Can Hamilton Reinvent Baseball?
In a time where offense is supposedly dying, is Billy Hamilton’s speed the key to changing the game?
Written by Jake Elman
Offense is dying, they say. The game of baseball is becoming even more boring with the lack of monstorous home runs, they say. Well, if you’re someone who thinks baseball is becoming ‘even more boring’ in a time where offense is dropping, I recommend you turn your attention to Cincinnati.
Before we became a society that loved upper deck home runs and shots that would go further than the eye could see, baseball loved small ball and when I say that, I don’t mean shifts and sabermetrics. Home runs were cool and all — sexy, if you will — but there were few things better than pure strategy, where your leadoff hitter would get on base, steal second, steal third, and advance home on a base hit by the next batter. The art of strategy has definitely been revived over the past few years with the addition of shifts, sabermetrics, and LOOGYs, but stolen bases seemed to be a dying art.
Sure, there were players like Jacoby Ellsbury, Jose Reyes, and Juan Pierre that would consistently come close to swiping 70 bases a year, but we were in the age of power. Instead of your leadoff hitter being a guy that would get on, steal second and third, and find his way home, there were teams that instead chose to put a hitter in the leadoff spot who would get on base and set the table for the rest of the order. Yankees manager Joe Girardi, for example, had outfielder Nick Swisher hit leadoff during parts of the 2011 season due to an injury to shortsop Derek Jeter instead of, say, Brett Gardner or Curtis Granderson (two much faster players than Swisher) because Swisher had a .374 OBP in 2011.
In the six games leading off, Swisher hit .316, but I still find it interesting that so many teams went with pure OBP over speed at the leadoff position. That definitely played a role in the decrease of stolen bases, and remember, it was only three years ago that Padres shortstop Evereth Cabrera stole a measley 44 bases to lead the National League. What happened to all of the stealing?
Anyways, it looks the art of stolen bases is back, thanks to Cincinnati Reds outfielder Billy Hamilton. After stealing 56 bases last year, but also being caught 23 times, Hamilton has stolen 7 bases in 7 attempts in his first five games this year. Though Hamilton’s hitting remains low, as he’s currently hitting .222/.364/.222 to start the season, the 2014 NL Rookie of the Year runner-up has improved his patience (four walks to four strikeouts after a 34-117 ratio last year) and is looking like the type of feared leadoff hitter we all expected him to be for Bryan Price’s Reds.
For what it’s worth, when I say feared leadoff hitter, just watch what he did in the opening series against Pittsburgh on a pitch-out.
I’m sorry, Josh Harrison. That is the baseball equivalent of having your ankles broken.

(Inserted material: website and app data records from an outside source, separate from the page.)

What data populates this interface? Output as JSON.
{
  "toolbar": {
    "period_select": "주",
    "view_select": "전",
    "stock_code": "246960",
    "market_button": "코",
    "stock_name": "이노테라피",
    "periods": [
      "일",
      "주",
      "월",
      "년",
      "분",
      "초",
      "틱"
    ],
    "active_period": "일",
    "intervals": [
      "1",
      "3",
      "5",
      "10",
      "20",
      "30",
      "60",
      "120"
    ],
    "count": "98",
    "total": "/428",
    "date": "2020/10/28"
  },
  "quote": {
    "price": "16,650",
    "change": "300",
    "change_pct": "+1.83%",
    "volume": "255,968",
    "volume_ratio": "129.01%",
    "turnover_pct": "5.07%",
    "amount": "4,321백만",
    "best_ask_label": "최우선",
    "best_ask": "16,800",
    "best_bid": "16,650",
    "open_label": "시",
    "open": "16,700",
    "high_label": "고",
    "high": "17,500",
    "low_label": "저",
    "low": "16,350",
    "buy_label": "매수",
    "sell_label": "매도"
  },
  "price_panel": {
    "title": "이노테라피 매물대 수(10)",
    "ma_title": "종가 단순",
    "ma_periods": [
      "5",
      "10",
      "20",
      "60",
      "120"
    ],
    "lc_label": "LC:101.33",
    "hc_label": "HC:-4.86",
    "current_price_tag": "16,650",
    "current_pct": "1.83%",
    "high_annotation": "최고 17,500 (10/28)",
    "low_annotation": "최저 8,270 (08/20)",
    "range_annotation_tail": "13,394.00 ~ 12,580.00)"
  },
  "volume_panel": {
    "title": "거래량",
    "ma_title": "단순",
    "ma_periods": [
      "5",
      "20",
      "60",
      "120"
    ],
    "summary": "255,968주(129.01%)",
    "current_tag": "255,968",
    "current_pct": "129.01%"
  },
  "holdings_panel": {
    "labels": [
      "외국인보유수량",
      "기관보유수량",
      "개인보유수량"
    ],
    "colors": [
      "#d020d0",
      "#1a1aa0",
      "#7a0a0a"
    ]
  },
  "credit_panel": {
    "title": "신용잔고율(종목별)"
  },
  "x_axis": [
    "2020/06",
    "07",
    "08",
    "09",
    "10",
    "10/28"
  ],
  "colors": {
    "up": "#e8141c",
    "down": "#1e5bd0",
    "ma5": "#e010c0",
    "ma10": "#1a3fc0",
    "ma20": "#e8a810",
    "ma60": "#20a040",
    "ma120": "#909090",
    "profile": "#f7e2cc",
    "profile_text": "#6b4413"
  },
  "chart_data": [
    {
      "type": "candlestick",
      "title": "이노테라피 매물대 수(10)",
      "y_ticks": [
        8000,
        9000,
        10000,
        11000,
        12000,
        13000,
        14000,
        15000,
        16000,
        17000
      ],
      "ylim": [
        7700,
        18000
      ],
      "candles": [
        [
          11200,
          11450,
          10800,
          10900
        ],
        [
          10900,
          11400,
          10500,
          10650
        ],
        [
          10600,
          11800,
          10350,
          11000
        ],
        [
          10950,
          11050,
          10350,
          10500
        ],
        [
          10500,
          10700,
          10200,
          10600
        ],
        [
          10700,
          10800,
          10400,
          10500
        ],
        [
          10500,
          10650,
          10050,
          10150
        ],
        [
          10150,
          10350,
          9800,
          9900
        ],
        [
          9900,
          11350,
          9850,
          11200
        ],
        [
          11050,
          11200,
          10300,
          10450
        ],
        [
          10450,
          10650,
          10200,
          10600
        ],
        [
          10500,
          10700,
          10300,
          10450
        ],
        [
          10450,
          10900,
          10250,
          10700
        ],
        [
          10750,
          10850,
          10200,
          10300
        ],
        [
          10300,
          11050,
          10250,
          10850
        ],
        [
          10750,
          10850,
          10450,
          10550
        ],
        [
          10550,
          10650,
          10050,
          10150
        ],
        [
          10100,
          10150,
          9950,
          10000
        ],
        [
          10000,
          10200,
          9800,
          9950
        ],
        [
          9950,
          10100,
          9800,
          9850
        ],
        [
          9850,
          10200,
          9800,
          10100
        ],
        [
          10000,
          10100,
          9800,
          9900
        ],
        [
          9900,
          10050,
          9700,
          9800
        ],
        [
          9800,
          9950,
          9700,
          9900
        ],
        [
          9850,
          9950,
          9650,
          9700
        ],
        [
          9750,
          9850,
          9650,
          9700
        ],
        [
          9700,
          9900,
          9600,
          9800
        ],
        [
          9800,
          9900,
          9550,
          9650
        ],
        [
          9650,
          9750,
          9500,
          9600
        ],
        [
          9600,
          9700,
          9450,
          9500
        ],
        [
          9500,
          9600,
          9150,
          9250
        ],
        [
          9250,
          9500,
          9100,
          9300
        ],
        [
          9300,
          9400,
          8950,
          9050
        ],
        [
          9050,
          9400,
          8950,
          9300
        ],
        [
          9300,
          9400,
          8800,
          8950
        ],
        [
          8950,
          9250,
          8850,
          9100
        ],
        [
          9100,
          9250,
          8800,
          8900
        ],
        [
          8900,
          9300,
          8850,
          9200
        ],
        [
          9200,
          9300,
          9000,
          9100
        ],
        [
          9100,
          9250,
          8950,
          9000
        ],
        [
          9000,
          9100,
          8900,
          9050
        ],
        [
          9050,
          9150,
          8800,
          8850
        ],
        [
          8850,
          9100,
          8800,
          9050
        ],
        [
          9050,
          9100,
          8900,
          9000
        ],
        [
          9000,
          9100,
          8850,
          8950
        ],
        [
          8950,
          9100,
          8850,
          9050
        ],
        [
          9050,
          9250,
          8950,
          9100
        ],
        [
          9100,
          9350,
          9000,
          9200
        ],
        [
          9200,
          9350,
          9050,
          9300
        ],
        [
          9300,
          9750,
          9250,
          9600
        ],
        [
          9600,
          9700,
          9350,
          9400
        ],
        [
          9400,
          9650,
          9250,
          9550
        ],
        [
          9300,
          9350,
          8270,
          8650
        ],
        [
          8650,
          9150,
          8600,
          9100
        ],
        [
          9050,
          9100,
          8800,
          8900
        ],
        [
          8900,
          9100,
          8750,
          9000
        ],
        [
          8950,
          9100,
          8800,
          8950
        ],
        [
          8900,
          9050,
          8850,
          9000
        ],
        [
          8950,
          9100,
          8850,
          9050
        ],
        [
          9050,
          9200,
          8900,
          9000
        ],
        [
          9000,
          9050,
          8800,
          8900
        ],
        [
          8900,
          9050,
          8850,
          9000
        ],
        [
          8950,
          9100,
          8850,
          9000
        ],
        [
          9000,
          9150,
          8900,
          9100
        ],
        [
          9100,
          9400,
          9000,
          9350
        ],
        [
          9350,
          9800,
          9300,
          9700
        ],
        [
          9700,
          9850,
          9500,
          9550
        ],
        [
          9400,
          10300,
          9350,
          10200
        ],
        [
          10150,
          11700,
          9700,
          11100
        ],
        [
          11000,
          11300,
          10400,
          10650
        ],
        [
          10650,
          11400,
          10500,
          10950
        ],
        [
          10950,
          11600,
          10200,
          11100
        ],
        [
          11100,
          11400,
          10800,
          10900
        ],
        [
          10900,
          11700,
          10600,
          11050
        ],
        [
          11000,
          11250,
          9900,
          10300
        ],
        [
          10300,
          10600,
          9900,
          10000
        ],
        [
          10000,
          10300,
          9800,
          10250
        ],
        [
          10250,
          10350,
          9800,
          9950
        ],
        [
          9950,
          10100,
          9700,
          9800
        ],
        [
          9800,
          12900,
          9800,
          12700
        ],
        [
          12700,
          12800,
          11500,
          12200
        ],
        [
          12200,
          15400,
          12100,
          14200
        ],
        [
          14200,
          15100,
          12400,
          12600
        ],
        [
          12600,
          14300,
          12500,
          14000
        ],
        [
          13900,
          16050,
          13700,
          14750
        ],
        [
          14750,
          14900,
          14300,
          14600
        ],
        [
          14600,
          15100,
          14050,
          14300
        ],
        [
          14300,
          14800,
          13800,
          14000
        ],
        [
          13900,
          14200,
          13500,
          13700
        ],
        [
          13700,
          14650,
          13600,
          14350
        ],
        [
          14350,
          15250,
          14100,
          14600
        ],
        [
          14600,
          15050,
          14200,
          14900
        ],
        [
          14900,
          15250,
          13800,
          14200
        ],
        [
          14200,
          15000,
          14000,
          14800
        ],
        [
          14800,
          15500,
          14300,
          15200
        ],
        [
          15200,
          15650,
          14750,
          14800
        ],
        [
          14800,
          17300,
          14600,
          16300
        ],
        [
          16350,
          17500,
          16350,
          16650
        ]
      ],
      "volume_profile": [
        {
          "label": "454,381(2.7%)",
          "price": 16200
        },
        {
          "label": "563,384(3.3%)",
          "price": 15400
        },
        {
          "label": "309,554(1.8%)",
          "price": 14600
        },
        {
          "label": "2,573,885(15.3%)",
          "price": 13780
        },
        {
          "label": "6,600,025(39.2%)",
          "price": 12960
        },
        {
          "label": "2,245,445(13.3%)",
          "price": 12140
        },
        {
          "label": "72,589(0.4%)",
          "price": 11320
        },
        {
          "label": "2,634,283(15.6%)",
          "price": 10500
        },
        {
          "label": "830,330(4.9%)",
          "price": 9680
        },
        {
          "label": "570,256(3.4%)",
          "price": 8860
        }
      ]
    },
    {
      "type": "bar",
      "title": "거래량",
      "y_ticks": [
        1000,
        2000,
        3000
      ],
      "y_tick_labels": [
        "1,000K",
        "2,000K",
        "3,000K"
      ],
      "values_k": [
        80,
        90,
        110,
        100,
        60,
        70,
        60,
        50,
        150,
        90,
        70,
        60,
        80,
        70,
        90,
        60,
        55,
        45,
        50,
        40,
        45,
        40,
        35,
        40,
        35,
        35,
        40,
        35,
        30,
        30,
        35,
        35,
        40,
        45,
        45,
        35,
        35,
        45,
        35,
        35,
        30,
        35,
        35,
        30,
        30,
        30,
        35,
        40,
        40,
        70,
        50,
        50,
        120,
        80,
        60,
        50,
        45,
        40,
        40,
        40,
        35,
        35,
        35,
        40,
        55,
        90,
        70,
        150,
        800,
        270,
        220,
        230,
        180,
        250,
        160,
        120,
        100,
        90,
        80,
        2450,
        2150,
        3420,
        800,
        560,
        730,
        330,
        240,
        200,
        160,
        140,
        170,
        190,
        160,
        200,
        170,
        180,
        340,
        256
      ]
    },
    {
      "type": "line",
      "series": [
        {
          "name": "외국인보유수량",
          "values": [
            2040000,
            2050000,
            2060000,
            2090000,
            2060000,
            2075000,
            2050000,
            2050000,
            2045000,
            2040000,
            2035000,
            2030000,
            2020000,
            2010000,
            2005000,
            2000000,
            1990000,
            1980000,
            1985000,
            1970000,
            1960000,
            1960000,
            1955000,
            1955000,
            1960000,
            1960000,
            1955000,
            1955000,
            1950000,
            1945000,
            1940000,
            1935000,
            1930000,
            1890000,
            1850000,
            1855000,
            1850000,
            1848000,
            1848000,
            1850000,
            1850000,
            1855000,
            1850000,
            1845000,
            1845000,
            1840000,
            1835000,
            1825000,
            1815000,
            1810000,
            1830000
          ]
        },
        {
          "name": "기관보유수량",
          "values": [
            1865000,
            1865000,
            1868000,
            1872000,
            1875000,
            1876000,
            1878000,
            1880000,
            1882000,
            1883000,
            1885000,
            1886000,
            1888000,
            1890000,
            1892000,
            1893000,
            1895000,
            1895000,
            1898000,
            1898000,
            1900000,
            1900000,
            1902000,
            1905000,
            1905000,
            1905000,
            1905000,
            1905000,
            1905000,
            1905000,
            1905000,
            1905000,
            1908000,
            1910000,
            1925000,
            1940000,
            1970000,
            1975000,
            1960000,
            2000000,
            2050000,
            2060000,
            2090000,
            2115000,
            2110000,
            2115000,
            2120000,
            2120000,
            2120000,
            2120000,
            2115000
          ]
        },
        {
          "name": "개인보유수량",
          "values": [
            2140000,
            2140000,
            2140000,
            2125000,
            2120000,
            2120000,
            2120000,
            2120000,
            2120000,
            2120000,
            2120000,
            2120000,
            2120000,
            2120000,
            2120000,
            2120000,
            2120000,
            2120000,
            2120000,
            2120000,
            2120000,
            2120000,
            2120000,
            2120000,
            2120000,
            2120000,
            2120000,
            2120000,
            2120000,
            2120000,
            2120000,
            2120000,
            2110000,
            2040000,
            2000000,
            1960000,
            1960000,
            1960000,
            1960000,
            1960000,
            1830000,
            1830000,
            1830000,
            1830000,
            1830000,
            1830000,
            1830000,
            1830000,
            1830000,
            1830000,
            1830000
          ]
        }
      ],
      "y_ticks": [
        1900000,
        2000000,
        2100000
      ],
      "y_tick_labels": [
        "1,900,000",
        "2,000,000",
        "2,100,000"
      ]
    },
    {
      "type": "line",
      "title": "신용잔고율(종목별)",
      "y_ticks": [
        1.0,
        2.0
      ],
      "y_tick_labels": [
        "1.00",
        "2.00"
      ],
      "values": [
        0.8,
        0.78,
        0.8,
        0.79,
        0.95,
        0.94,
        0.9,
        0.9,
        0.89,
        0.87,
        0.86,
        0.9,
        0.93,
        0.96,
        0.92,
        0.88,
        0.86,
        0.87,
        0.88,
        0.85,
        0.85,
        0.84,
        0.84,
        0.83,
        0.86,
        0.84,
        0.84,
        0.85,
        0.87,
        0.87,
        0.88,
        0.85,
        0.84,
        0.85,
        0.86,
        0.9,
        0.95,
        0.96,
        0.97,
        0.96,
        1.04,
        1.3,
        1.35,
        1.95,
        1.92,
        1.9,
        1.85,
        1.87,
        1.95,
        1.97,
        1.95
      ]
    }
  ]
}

Hamilton is the first player since Vince Coleman in 1987 to steal six bases in his first three games, and Coleman finished with 109 stolen bases. Now, that number has jumped up to seven in five games, When Rickey Henderson stole 130 bases for the 1982 ‘Billy Ball’ Oakland Athletics, he had five through seven games, so Hamilton is on pace to beat the stolen base king. What’s caused this change in Hamilton’s game?
“It’s something me and Hatch [coach Billy Hatcher] have been working together with since I’ve been here. It’s different from last year,” Hamilton told MLB.com’s Mark Sheldon earlier this week. “We have Joey [Votto], who is hot right now. I feel like now, I don’t have to steal right away. I don’t have to steal on the first pitch or second pitch. I can wait around a little bit and go whenever the right time is so I feel confident over there.”
With offense in the drought that it is, maybe Hamilton’s stolen base prowess is going to help revive the stolen base game to a level we haven’t seen in years. The same way that we’re seeing heavier cleanup hitter bunt when they have the entire left side of the infield open, there’s a chance we’ll see more players take more chances on the basepaths.
With all of the brilliantly fast players there are in Major League Baseball right now, I wouldn’t be surprised at all to see more and more players follow in Hamilton’s footsteps and record anywhere from 35 to 55 stolen bases a season. It may sound like a high number range, but players are going to have to compensate for the offensive power outage we’re in right now.
Now, is Hamilton going to break Henderson’s record? I don’t necessarily think so, but I do think Hamilton is going to be baseball’s first player to steal 80 bases in a single season since…both Vince Coleman and Rickey Henderson back in 1988.
Do you think that Hamilton’s success with stolen bases to start the season can ‘reinvent’ baseball and help fix the offensive drought? Make sure to chime in on the conversation by tweeting me at @JakeElman